The reason for this example: You don’t realize how good things are until you can’t have them! My thoughts centered on this simple truth after I received two beautiful telephone calls this week. A 62-year-old black man called to tell me that he was planning to enroll at Wayne State University in Detroit next month, with the goal of receiving a Master’s Degree. Just a couple months ago I drove to Jackson to hold open the prison door as he walked out. He had been locked up for just under 40 years. A 47-year-old African American woman called our office to say that she was doing well, and now had a job. I had driven to Jackson last year to speak on her behalf at a Public Hearing before the Michigan Parole Board. Parole was subsequently granted, and she walked free two months ago after serving 28 years. Joe and Geneva today are enjoying the little things that they had been missing for decades.
My dear friend Gail, a former inmate, explains that, until you cannot do things, you don’t realize just how much you miss them. “You long to just hold a baby,” she says, “or to just pet a dog. It seems so wonderful just to be able to pop open a bottle of Pepsi whenever you feel like it!”
In this season of Lent, I suggest that whatever you are fasting from---chocolate, coffee, beer---focus not only on the reason for the season, but think about those behind bars: people Jesus loved, people to whom he insisted compassion be shown.

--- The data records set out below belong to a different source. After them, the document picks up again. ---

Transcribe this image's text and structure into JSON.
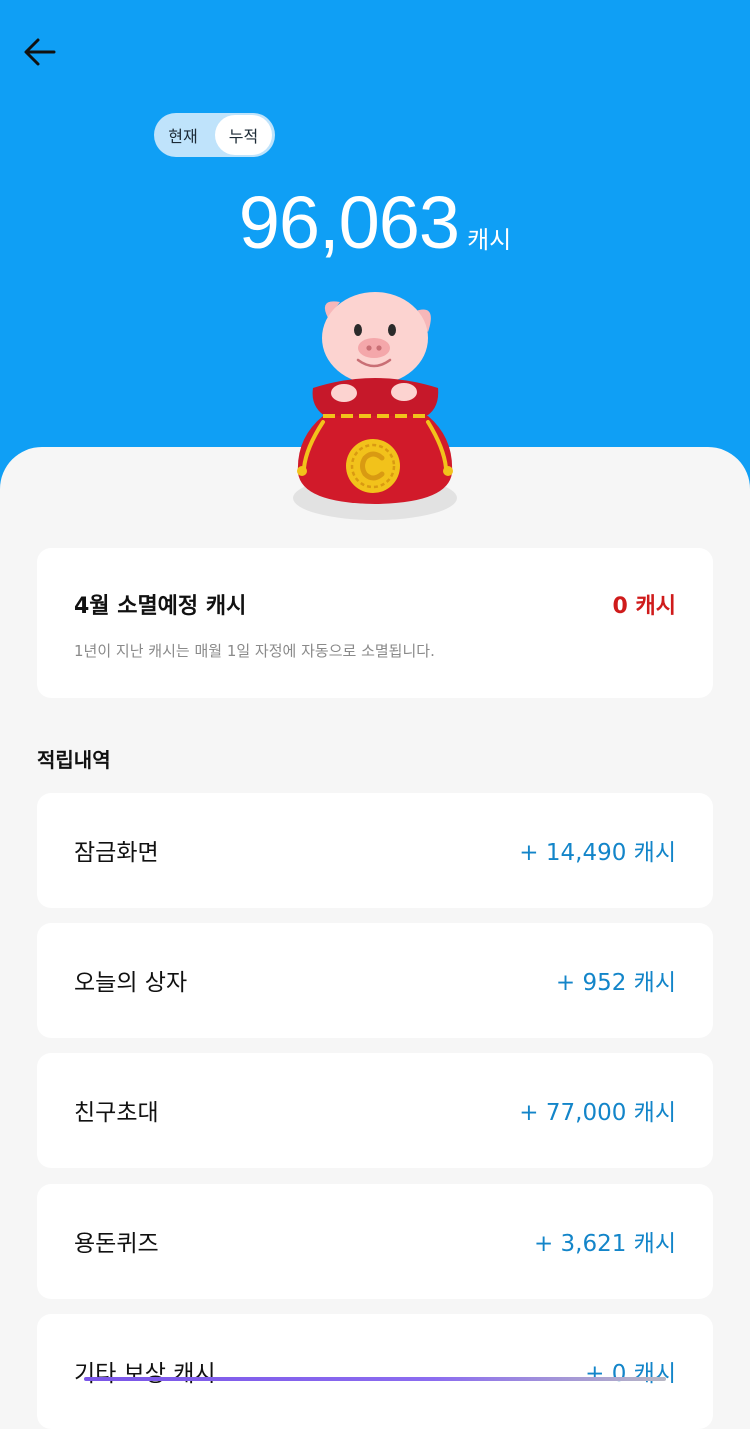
{
  "header": {
    "toggle": {
      "current_label": "현재",
      "total_label": "누적",
      "selected": "누적"
    },
    "total_amount": "96,063",
    "total_unit": "캐시"
  },
  "expiring": {
    "title": "4월 소멸예정 캐시",
    "amount": "0 캐시",
    "note": "1년이 지난 캐시는 매월 1일 자정에 자동으로 소멸됩니다."
  },
  "history": {
    "title": "적립내역",
    "items": [
      {
        "label": "잠금화면",
        "value": "+ 14,490 캐시"
      },
      {
        "label": "오늘의 상자",
        "value": "+ 952 캐시"
      },
      {
        "label": "친구초대",
        "value": "+ 77,000 캐시"
      },
      {
        "label": "용돈퀴즈",
        "value": "+ 3,621 캐시"
      },
      {
        "label": "기타 보상 캐시",
        "value": "+ 0 캐시"
      }
    ]
  },
  "icons": {
    "back": "arrow-left-icon",
    "mascot": "pig-in-pouch-icon",
    "coin": "coin-c-icon"
  },
  "colors": {
    "primary": "#0f9ff5",
    "expire_red": "#cf1b1b",
    "value_blue": "#1385c9"
  }
}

The prisoners with whom we work would love nothing more than to quit eating chocolate or drinking beer for 40 days. And you have no idea what they would be willing to give up for the opportunity to just hold a baby or pet a dog!
My Lenten advice: Enjoy what you have; take nothing for granted; pray for those who are denied simple pleasures.